-- LISTED ENTRIES follows --

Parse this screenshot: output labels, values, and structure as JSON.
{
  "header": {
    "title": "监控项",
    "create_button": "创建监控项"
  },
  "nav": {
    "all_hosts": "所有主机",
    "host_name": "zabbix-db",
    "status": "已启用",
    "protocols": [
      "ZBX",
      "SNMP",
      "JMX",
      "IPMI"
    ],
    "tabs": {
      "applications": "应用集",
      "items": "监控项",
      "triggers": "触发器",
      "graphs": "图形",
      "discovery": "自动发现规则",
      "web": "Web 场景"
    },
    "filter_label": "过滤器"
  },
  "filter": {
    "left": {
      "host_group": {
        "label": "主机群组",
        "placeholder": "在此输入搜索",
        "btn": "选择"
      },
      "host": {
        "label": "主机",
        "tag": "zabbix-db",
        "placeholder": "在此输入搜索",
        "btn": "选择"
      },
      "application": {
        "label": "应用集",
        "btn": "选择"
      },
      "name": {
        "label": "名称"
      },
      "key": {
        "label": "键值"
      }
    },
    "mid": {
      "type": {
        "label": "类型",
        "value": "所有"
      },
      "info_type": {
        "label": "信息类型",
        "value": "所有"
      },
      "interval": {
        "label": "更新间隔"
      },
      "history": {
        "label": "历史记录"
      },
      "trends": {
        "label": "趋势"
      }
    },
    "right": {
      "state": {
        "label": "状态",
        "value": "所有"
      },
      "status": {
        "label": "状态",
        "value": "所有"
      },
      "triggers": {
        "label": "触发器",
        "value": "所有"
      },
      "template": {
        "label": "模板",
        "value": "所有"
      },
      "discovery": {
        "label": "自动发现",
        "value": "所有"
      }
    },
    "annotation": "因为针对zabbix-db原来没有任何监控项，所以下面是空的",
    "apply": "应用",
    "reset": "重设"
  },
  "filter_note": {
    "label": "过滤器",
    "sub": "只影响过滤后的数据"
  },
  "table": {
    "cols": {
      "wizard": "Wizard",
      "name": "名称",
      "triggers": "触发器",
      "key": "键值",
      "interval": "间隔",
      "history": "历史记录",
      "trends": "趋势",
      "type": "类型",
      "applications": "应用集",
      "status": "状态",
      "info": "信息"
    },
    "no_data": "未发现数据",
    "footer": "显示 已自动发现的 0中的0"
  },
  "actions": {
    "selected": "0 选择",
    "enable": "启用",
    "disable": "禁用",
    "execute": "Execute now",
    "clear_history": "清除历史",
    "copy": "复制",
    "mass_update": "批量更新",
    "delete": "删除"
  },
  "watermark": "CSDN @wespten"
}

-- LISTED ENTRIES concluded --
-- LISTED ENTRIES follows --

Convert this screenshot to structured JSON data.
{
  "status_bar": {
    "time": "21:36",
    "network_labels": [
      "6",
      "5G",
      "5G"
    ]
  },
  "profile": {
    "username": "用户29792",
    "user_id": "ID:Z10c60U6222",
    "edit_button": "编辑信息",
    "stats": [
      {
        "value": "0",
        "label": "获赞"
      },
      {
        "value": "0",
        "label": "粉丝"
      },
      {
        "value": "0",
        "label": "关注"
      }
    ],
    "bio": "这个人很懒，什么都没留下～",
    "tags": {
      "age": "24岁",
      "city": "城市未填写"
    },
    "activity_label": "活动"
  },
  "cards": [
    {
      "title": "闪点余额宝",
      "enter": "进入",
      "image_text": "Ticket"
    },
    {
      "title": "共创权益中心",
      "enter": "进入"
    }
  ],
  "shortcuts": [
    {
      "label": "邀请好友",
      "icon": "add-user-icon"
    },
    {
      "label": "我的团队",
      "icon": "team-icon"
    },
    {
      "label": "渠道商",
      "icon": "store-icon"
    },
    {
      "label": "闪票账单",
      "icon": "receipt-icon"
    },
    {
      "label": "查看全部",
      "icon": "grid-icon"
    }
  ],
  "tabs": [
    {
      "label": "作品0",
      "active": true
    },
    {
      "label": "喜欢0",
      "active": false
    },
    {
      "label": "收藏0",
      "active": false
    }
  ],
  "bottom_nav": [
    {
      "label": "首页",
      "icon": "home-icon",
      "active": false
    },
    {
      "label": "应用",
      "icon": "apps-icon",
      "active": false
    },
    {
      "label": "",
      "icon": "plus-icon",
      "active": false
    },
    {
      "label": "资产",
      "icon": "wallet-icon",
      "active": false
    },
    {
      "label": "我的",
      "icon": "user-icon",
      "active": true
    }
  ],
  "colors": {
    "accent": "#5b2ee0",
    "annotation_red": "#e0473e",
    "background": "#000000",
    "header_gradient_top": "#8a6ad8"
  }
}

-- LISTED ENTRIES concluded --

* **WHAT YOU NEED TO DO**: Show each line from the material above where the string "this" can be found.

* **RESPONSE BELOW**:
Parse this screenshot: output labels, values, and structure as JSON.
Convert this screenshot to structured JSON data.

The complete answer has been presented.